- WORK INSTRUCTIONS
Pictures excluded, return every entry exactly, please.

[Opening PROVIDED ENTRIES section]

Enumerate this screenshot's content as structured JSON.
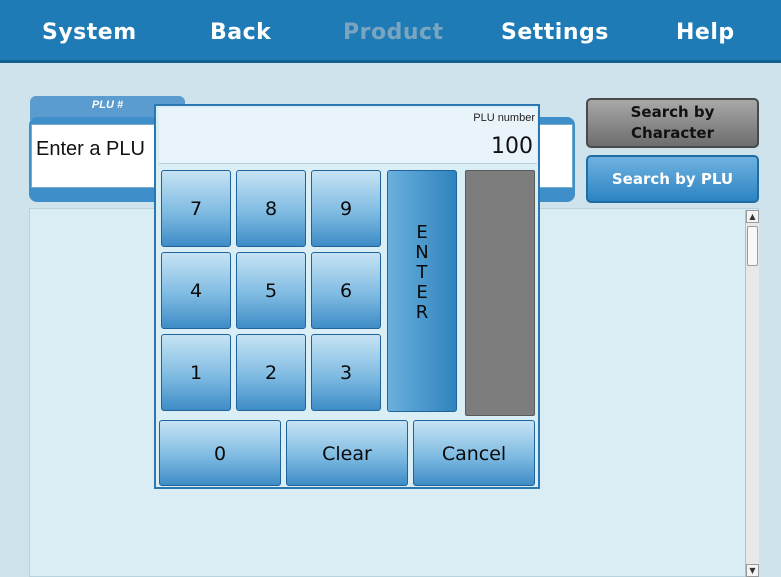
{
  "menu": {
    "system": "System",
    "back": "Back",
    "product": "Product",
    "settings": "Settings",
    "help": "Help"
  },
  "plu_field": {
    "tab_label": "PLU #",
    "value": "Enter a PLU"
  },
  "buttons": {
    "search_by_character_line1": "Search by",
    "search_by_character_line2": "Character",
    "search_by_plu": "Search by PLU"
  },
  "keypad": {
    "display_label": "PLU number",
    "display_value": "100",
    "keys": {
      "k7": "7",
      "k8": "8",
      "k9": "9",
      "k4": "4",
      "k5": "5",
      "k6": "6",
      "k1": "1",
      "k2": "2",
      "k3": "3",
      "k0": "0"
    },
    "enter_letters": [
      "E",
      "N",
      "T",
      "E",
      "R"
    ],
    "clear": "Clear",
    "cancel": "Cancel"
  },
  "colors": {
    "menubar": "#1f7bb6",
    "accent_blue": "#3e8cc6",
    "disabled_menu": "#7aa5c0"
  }
}
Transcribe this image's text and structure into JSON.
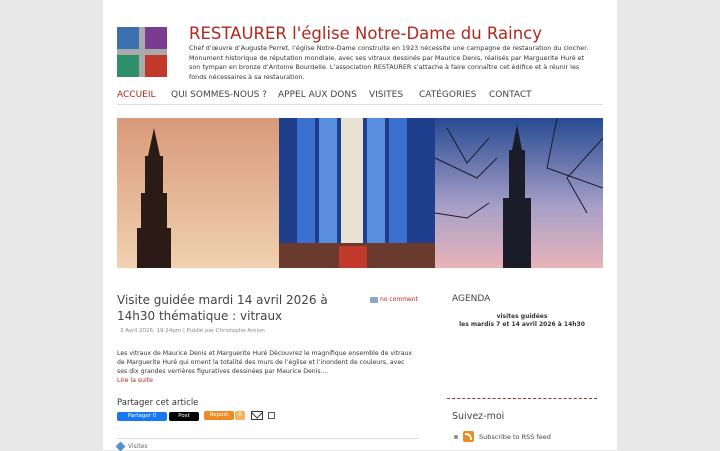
{
  "site": {
    "title": "RESTAURER l'église Notre-Dame du Raincy",
    "description": "Chef d’œuvre d’Auguste Perret, l’église Notre-Dame construite en 1923 nécessite une campagne de restauration du clocher. Monument historique de réputation mondiale, avec ses vitraux dessinés par Maurice Denis, réalisés par Marguerite Huré et son tympan en bronze d’Antoine Bourdelle. L’association RESTAURER s’attache à faire connaître cet édifice et à réunir les fonds nécessaires à sa restauration."
  },
  "nav": {
    "items": [
      {
        "label": "ACCUEIL"
      },
      {
        "label": "QUI SOMMES-NOUS ?"
      },
      {
        "label": "APPEL AUX DONS"
      },
      {
        "label": "VISITES"
      },
      {
        "label": "CATÉGORIES"
      },
      {
        "label": "CONTACT"
      }
    ]
  },
  "post": {
    "title": "Visite guidée mardi 14 avril 2026 à 14h30 thématique : vitraux",
    "comments": "no comment",
    "meta": "3 Avril 2026, 19:24pm | Publié par Christophe Amion",
    "excerpt": "Les vitraux de Maurice Denis et Marguerite Huré Découvrez le magnifique ensemble de vitraux de Marguerite Huré qui ornent la totalité des murs de l’église et l’inondent de couleurs, avec ses dix grandes verrières figuratives dessinées par Maurice Denis....",
    "read_more": "Lire la suite",
    "category": "Visites"
  },
  "share": {
    "title": "Partager cet article",
    "facebook": "Partager 0",
    "x": "Post",
    "repost": "Repost",
    "repost_count": "0"
  },
  "sidebar": {
    "agenda_title": "AGENDA",
    "agenda_line1": "visites guidées",
    "agenda_line2": "les mardis 7 et 14 avril 2026 à 14h30",
    "follow_title": "Suivez-moi",
    "rss_label": "Subscribe to RSS feed"
  },
  "icons": {
    "logo": "stained-glass-cross-logo",
    "comments": "comment-bubble-icon",
    "mail": "mail-icon",
    "print": "print-icon",
    "rss": "rss-icon",
    "category": "tag-icon"
  },
  "colors": {
    "accent": "#b0271e",
    "facebook": "#1877f2",
    "repost": "#f08a24"
  }
}
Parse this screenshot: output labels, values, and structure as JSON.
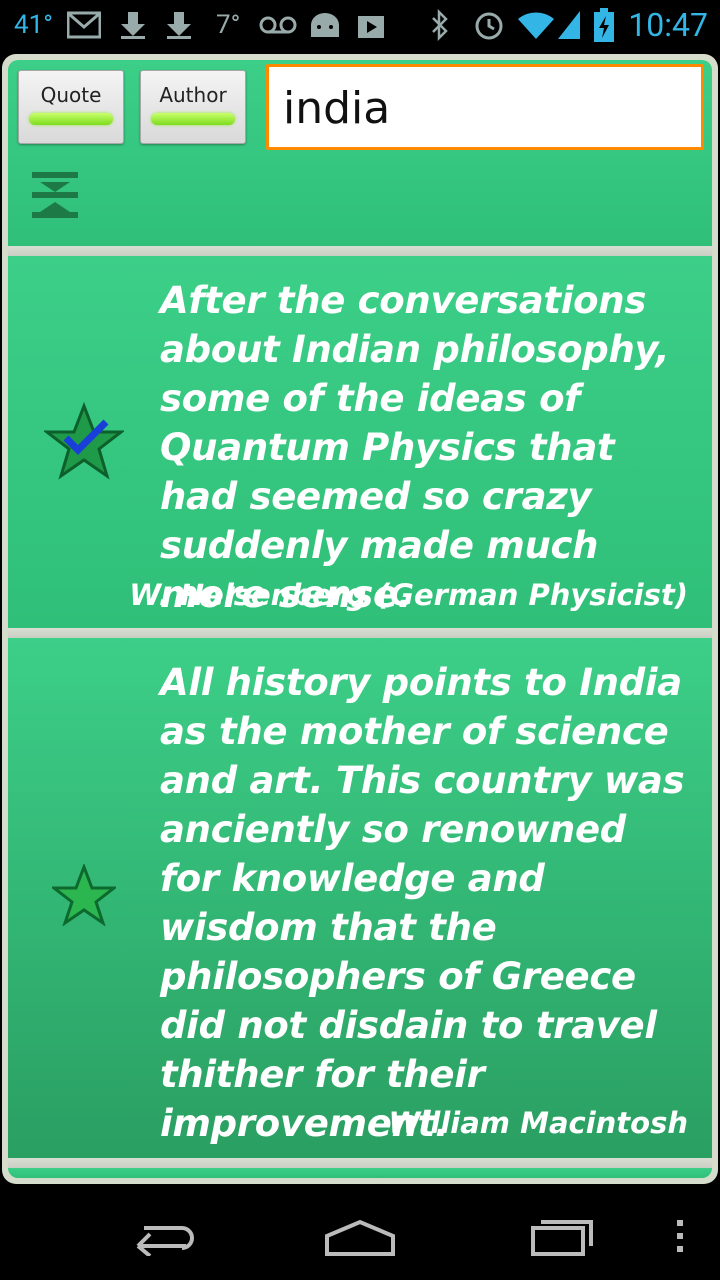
{
  "status_bar": {
    "temperature": "41°",
    "temp_small": "7°",
    "clock": "10:47",
    "icons": [
      "gmail-icon",
      "download-icon",
      "download-icon",
      "voicemail-icon",
      "android-debug-icon",
      "store-icon",
      "bluetooth-icon",
      "alarm-icon",
      "wifi-icon",
      "signal-icon",
      "battery-charging-icon"
    ]
  },
  "toolbar": {
    "quote_label": "Quote",
    "author_label": "Author",
    "search_value": "india",
    "search_placeholder": "",
    "collapse_icon": "collapse-icon"
  },
  "quotes": [
    {
      "text": "After the conversations about Indian philosophy, some of the ideas of Quantum Physics that had seemed so crazy suddenly made much more sense.",
      "author": "W.  Heisenberg (German Physicist)",
      "favorite": true,
      "star_icon": "favorite-checked-star-icon"
    },
    {
      "text": "All history points to India as the mother of science and art.  This country was anciently so renowned for knowledge and wisdom that the philosophers of Greece did not disdain to travel thither for their improvement.",
      "author": "William Macintosh",
      "favorite": false,
      "star_icon": "star-icon"
    }
  ],
  "nav_bar": {
    "icons": [
      "back-icon",
      "home-icon",
      "recent-apps-icon",
      "menu-icon"
    ]
  },
  "colors": {
    "card_green": "#35c680",
    "search_border": "#ff8a00",
    "status_blue": "#33b5e5",
    "indicator_green": "#8be11f"
  }
}
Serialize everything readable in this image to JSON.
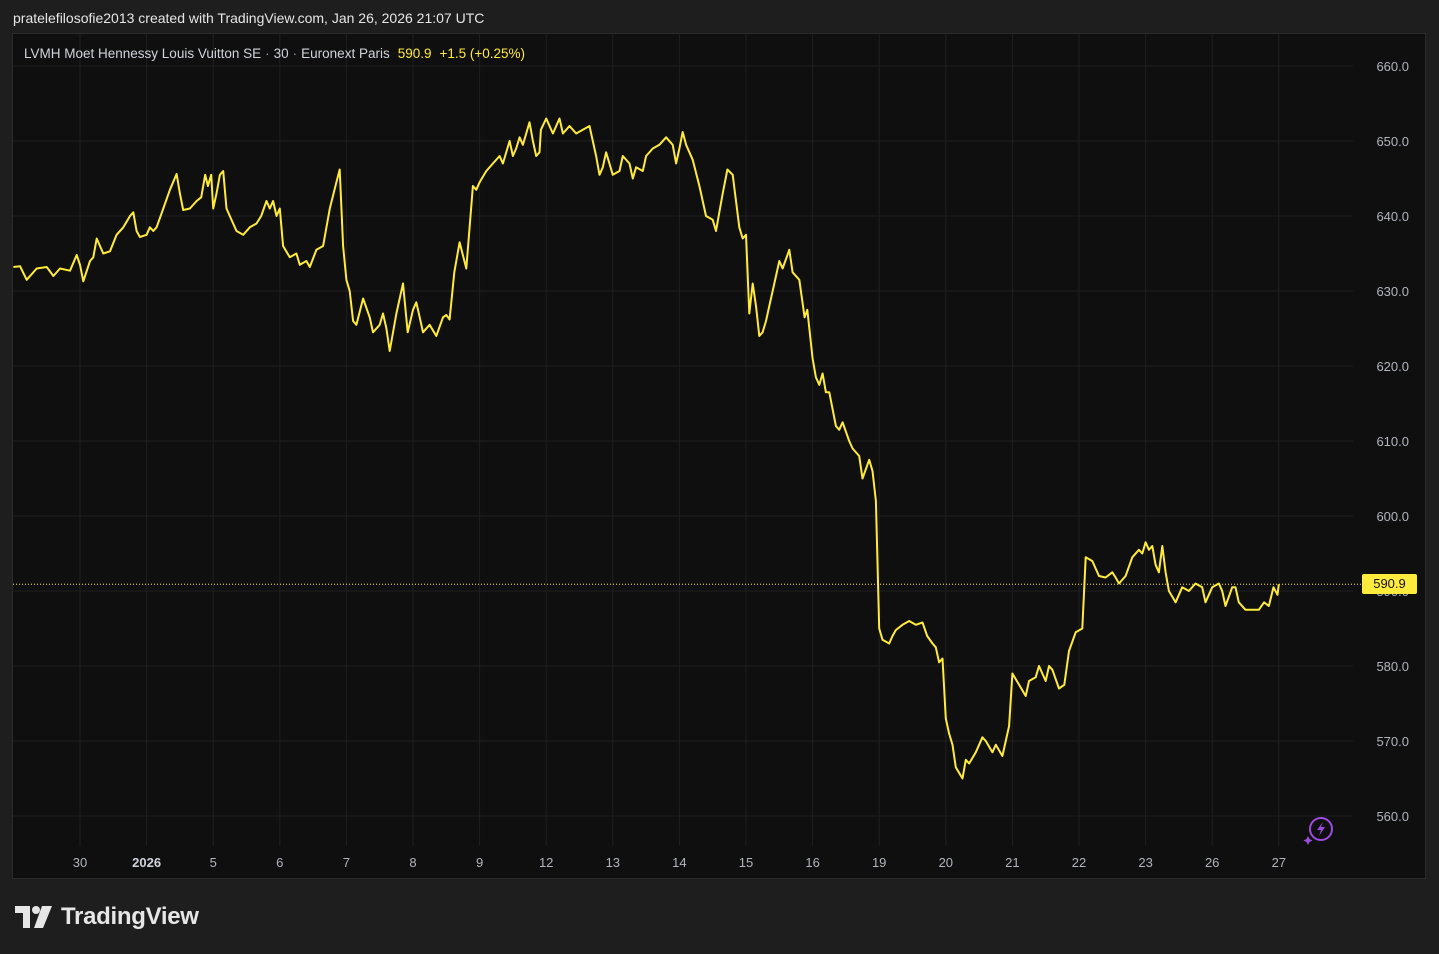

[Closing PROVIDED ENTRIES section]

- SOLUTION
Enumerate this screenshot's content as structured JSON.
{
  "menu": {
    "system": "System",
    "back": "Back",
    "product": "Product",
    "settings": "Settings",
    "help": "Help"
  },
  "plu_field": {
    "tab_label": "PLU #",
    "value": "Enter a PLU"
  },
  "buttons": {
    "search_by_character_line1": "Search by",
    "search_by_character_line2": "Character",
    "search_by_plu": "Search by PLU"
  },
  "keypad": {
    "display_label": "PLU number",
    "display_value": "100",
    "keys": {
      "k7": "7",
      "k8": "8",
      "k9": "9",
      "k4": "4",
      "k5": "5",
      "k6": "6",
      "k1": "1",
      "k2": "2",
      "k3": "3",
      "k0": "0"
    },
    "enter_letters": [
      "E",
      "N",
      "T",
      "E",
      "R"
    ],
    "clear": "Clear",
    "cancel": "Cancel"
  },
  "colors": {
    "menubar": "#1f7bb6",
    "accent_blue": "#3e8cc6",
    "disabled_menu": "#7aa5c0"
  }
}
Transcribe this image's text and structure into JSON.
{
  "site": {
    "title": "RESTAURER l'église Notre-Dame du Raincy",
    "description": "Chef d’œuvre d’Auguste Perret, l’église Notre-Dame construite en 1923 nécessite une campagne de restauration du clocher. Monument historique de réputation mondiale, avec ses vitraux dessinés par Maurice Denis, réalisés par Marguerite Huré et son tympan en bronze d’Antoine Bourdelle. L’association RESTAURER s’attache à faire connaître cet édifice et à réunir les fonds nécessaires à sa restauration."
  },
  "nav": {
    "items": [
      {
        "label": "ACCUEIL"
      },
      {
        "label": "QUI SOMMES-NOUS ?"
      },
      {
        "label": "APPEL AUX DONS"
      },
      {
        "label": "VISITES"
      },
      {
        "label": "CATÉGORIES"
      },
      {
        "label": "CONTACT"
      }
    ]
  },
  "post": {
    "title": "Visite guidée mardi 14 avril 2026 à 14h30 thématique : vitraux",
    "comments": "no comment",
    "meta": "3 Avril 2026, 19:24pm | Publié par Christophe Amion",
    "excerpt": "Les vitraux de Maurice Denis et Marguerite Huré Découvrez le magnifique ensemble de vitraux de Marguerite Huré qui ornent la totalité des murs de l’église et l’inondent de couleurs, avec ses dix grandes verrières figuratives dessinées par Maurice Denis....",
    "read_more": "Lire la suite",
    "category": "Visites"
  },
  "share": {
    "title": "Partager cet article",
    "facebook": "Partager 0",
    "x": "Post",
    "repost": "Repost",
    "repost_count": "0"
  },
  "sidebar": {
    "agenda_title": "AGENDA",
    "agenda_line1": "visites guidées",
    "agenda_line2": "les mardis 7 et 14 avril 2026 à 14h30",
    "follow_title": "Suivez-moi",
    "rss_label": "Subscribe to RSS feed"
  },
  "icons": {
    "logo": "stained-glass-cross-logo",
    "comments": "comment-bubble-icon",
    "mail": "mail-icon",
    "print": "print-icon",
    "rss": "rss-icon",
    "category": "tag-icon"
  },
  "colors": {
    "accent": "#b0271e",
    "facebook": "#1877f2",
    "repost": "#f08a24"
  }
}
Parse this screenshot: output labels, values, and structure as JSON.
{
  "status_bar": {
    "temperature": "41°",
    "temp_small": "7°",
    "clock": "10:47",
    "icons": [
      "gmail-icon",
      "download-icon",
      "download-icon",
      "voicemail-icon",
      "android-debug-icon",
      "store-icon",
      "bluetooth-icon",
      "alarm-icon",
      "wifi-icon",
      "signal-icon",
      "battery-charging-icon"
    ]
  },
  "toolbar": {
    "quote_label": "Quote",
    "author_label": "Author",
    "search_value": "india",
    "search_placeholder": "",
    "collapse_icon": "collapse-icon"
  },
  "quotes": [
    {
      "text": "After the conversations about Indian philosophy, some of the ideas of Quantum Physics that had seemed so crazy suddenly made much more sense.",
      "author": "W.  Heisenberg (German Physicist)",
      "favorite": true,
      "star_icon": "favorite-checked-star-icon"
    },
    {
      "text": "All history points to India as the mother of science and art.  This country was anciently so renowned for knowledge and wisdom that the philosophers of Greece did not disdain to travel thither for their improvement.",
      "author": "William Macintosh",
      "favorite": false,
      "star_icon": "star-icon"
    }
  ],
  "nav_bar": {
    "icons": [
      "back-icon",
      "home-icon",
      "recent-apps-icon",
      "menu-icon"
    ]
  },
  "colors": {
    "card_green": "#35c680",
    "search_border": "#ff8a00",
    "status_blue": "#33b5e5",
    "indicator_green": "#8be11f"
  }
}
Serialize everything readable in this image to JSON.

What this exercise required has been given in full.